Um, you know, we can reach out to Corey and George anytime. Uh, with questions we have, um, even as simple as saying, Hey, I need. I need a lawyer for this. Um, you know, what are the questions even ask, you know, to find the right people. Um, and that community has always been there to kind of help guide us in the right

Mike: direction.

So,

Tina: um, and I would just say that, you know, we’ve been part of other environments and so, um, coming into investor fuel, it was a whole new experience for us. And, um, I, we love it. We love the. It’s different than everything we’ve ever been in. I love that. At the beginning of every meeting, you talk about like the rules of engagement, which is leave your ego at the door.

We’re all here to learn from each other. And I, I love that mentality, the recognizing the biggest givers into [00:24:00] the groups, because, um, I think that’s just so important that that’s the mindset we come into is like, how do we help others? And we have obviously the great coaching people right from the front of the room, but.

Connections we’ve made in the room have been invaluable as well. And, you know, just, um, we do, uh, every Friday morning, whoever wants to join our call and just our group will join on and we’ll talk about deals that we’re working or a challenge that we have. And with just, you know, um, people that are in that room.

And so that’s been really rewarding, um, and obviously helpful for us.

Mike: That’s awesome. Yeah. I would say, you know, we’re unique in that it’s, it’s not coaching per se. It’s more peer to peer and a network of people trying to help each other, lift each other up and, and in the multi-family side of force do deals together even.

Right. Absolutely. Yeah. That’s awesome. Well, we appreciate you guys a ton. If folks want to connect with you, obviously you’re always looking for people to invest in your deals, or you’re always looking for additional deals to do, uh, [00:25:00] how do they connect with.

Tina: Our company is smart investing and our website is smart investing, llc.com or obviously Facebook.

Make sure you spell Matt’s name out.

Mike: Yeah, yeah. We’ll spell it out. Uh, I won’t even, I won’t even read it off right now because somebody’s going to get in a car accident trying to scribble it down on the driver. So don’t do that. Everybody we’ll put links down below in the show. For your company and your Facebook profile.

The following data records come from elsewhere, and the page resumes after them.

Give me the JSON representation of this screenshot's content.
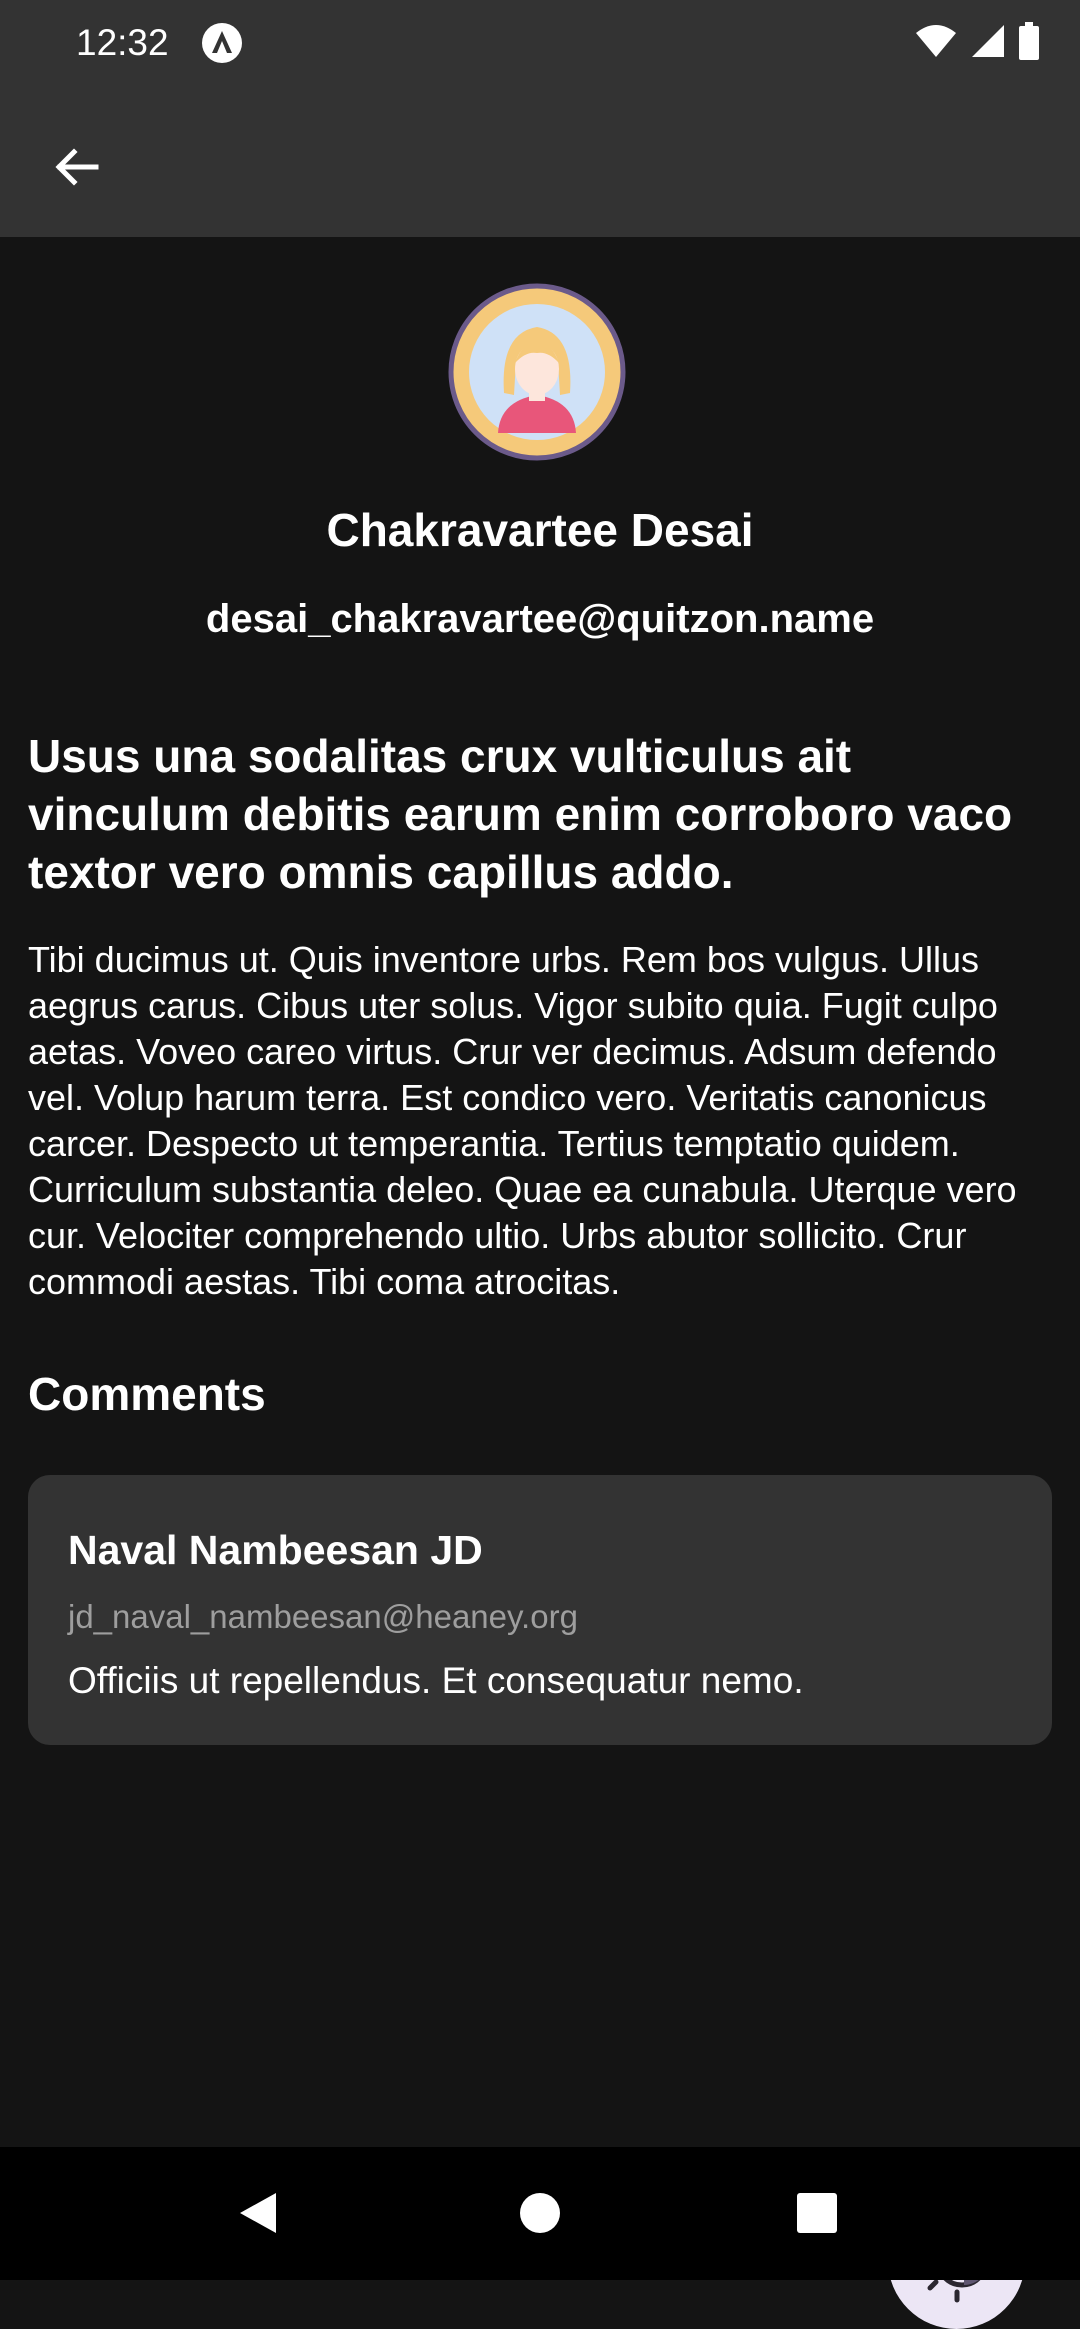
{
  "status_bar": {
    "time": "12:32",
    "icons": [
      "app-notification-icon",
      "wifi-icon",
      "signal-icon",
      "battery-icon"
    ]
  },
  "app_bar": {
    "back_icon": "arrow-left-icon"
  },
  "user": {
    "name": "Chakravartee Desai",
    "email": "desai_chakravartee@quitzon.name",
    "avatar_icon": "woman-avatar-icon"
  },
  "post": {
    "title": "Usus una sodalitas crux vulticulus ait vinculum debitis earum enim corroboro vaco textor vero omnis capillus addo.",
    "body": "Tibi ducimus ut. Quis inventore urbs. Rem bos vulgus. Ullus aegrus carus. Cibus uter solus. Vigor subito quia. Fugit culpo aetas. Voveo careo virtus. Crur ver decimus. Adsum defendo vel. Volup harum terra. Est condico vero. Veritatis canonicus carcer. Despecto ut temperantia. Tertius temptatio quidem. Curriculum substantia deleo. Quae ea cunabula. Uterque vero cur. Velociter comprehendo ultio. Urbs abutor sollicito. Crur commodi aestas. Tibi coma atrocitas."
  },
  "comments": {
    "heading": "Comments",
    "items": [
      {
        "author": "Naval Nambeesan JD",
        "email": "jd_naval_nambeesan@heaney.org",
        "text": "Officiis ut repellendus. Et consequatur nemo."
      }
    ]
  },
  "fab": {
    "icon": "theme-toggle-icon"
  },
  "nav": {
    "icons": [
      "back-triangle-icon",
      "home-circle-icon",
      "recents-square-icon"
    ]
  },
  "colors": {
    "background": "#141414",
    "surface": "#333333",
    "fab_background": "#ece6f5",
    "muted_text": "#9e9e9e"
  }
}
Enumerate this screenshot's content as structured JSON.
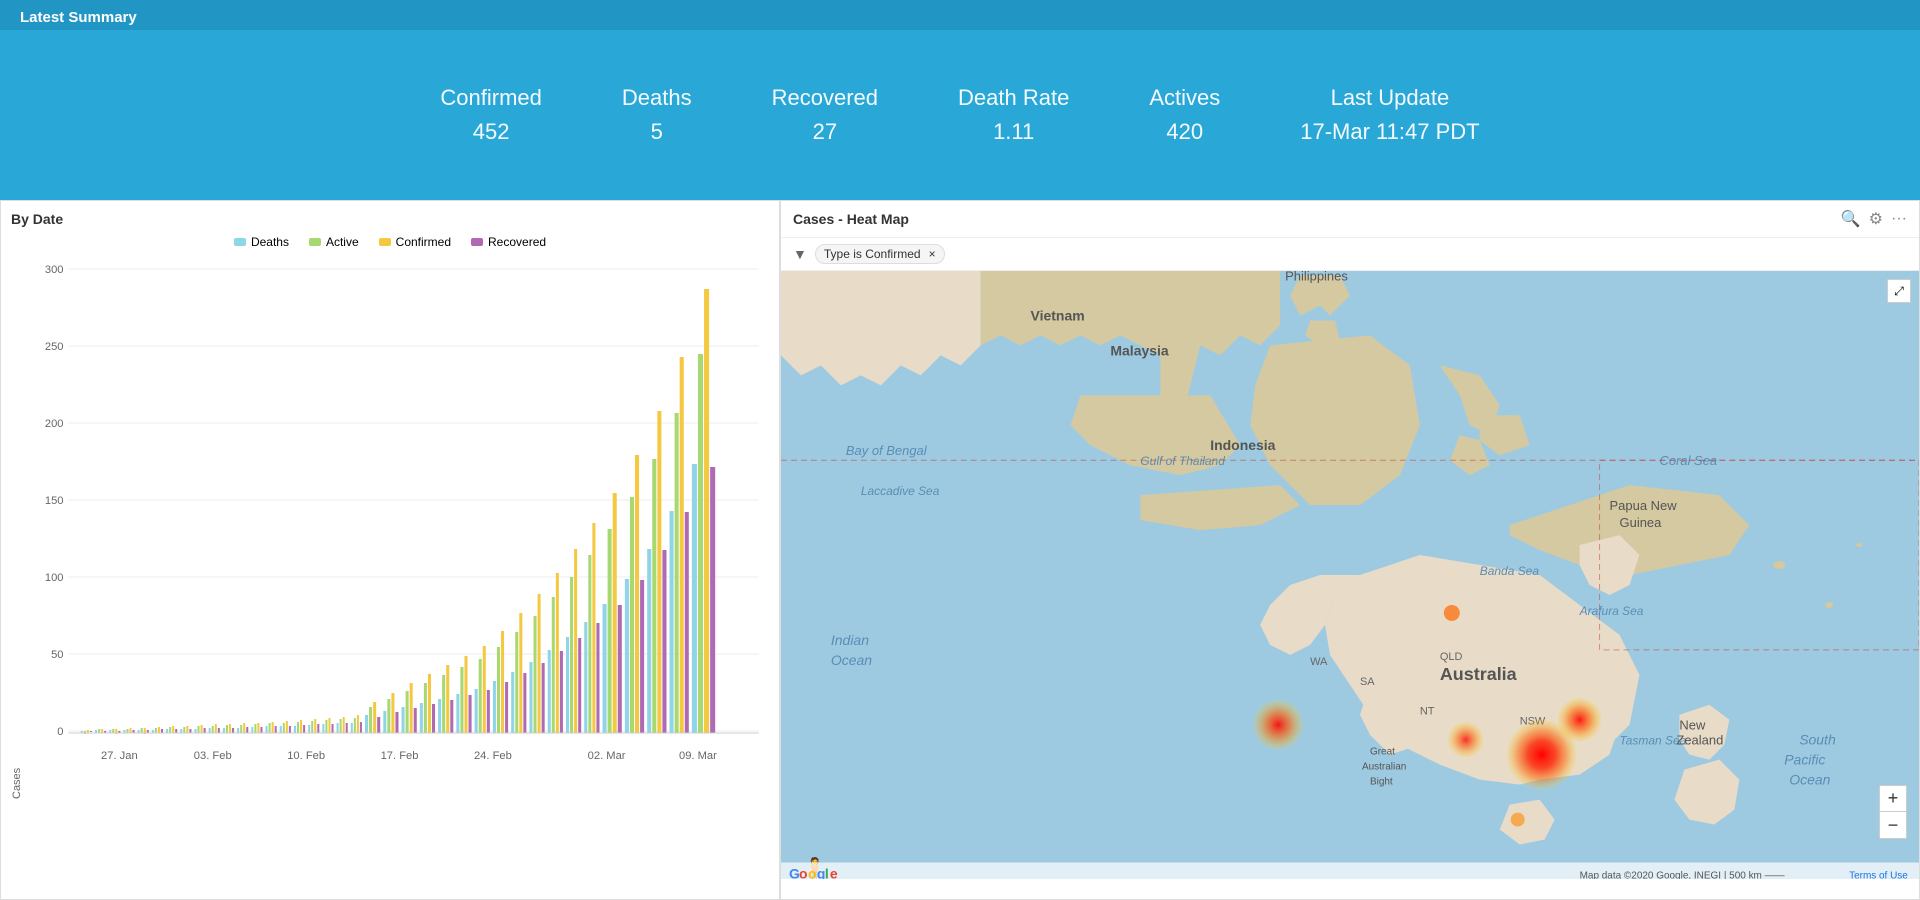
{
  "header": {
    "title": "Latest Summary"
  },
  "stats": [
    {
      "id": "confirmed",
      "label": "Confirmed",
      "value": "452"
    },
    {
      "id": "deaths",
      "label": "Deaths",
      "value": "5"
    },
    {
      "id": "recovered",
      "label": "Recovered",
      "value": "27"
    },
    {
      "id": "death_rate",
      "label": "Death Rate",
      "value": "1.11"
    },
    {
      "id": "actives",
      "label": "Actives",
      "value": "420"
    },
    {
      "id": "last_update",
      "label": "Last Update",
      "value": "17-Mar 11:47 PDT"
    }
  ],
  "chart": {
    "title": "By Date",
    "y_axis_label": "Cases",
    "legend": [
      {
        "id": "deaths",
        "label": "Deaths",
        "color": "#90d4e8"
      },
      {
        "id": "active",
        "label": "Active",
        "color": "#a8d870"
      },
      {
        "id": "confirmed",
        "label": "Confirmed",
        "color": "#f5c842"
      },
      {
        "id": "recovered",
        "label": "Recovered",
        "color": "#b06ab3"
      }
    ],
    "x_labels": [
      "27. Jan",
      "03. Feb",
      "10. Feb",
      "17. Feb",
      "24. Feb",
      "02. Mar",
      "09. Mar"
    ],
    "y_labels": [
      "0",
      "50",
      "100",
      "150",
      "200",
      "250",
      "300"
    ]
  },
  "map": {
    "title": "Cases - Heat Map",
    "filter_label": "Type is Confirmed",
    "filter_close": "×",
    "zoom_in": "+",
    "zoom_out": "−",
    "attribution": "Map data ©2020 Google, INEGI | 500 km",
    "terms": "Terms of Use"
  }
}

So I appreciate you guys a ton. Thanks for joining us today. Thanks for sharing your story. Thank you. Awesome. And everybody, thanks for joining us today. If any of this resonated with you and you’re interested in checking out investor fuel, whether you’re a single family investor or whether you’re a multi-family investor or whether you’re somewhere in between making the transition, we’d love to talk to you.

You can go to investor fuel.com to learn more. And we’ll see you on the next show.

Are you an active real estate investor? If so, and you want to latch onto the power of surrounding yourself [00:26:00] with over a hundred of the nation’s leading real estate investors,

all

Mike: committed to building stronger businesses and living richer fuller lives. You should jump on a call with us to learn more about investor fuel, simply visit investor.

Dot com get started. .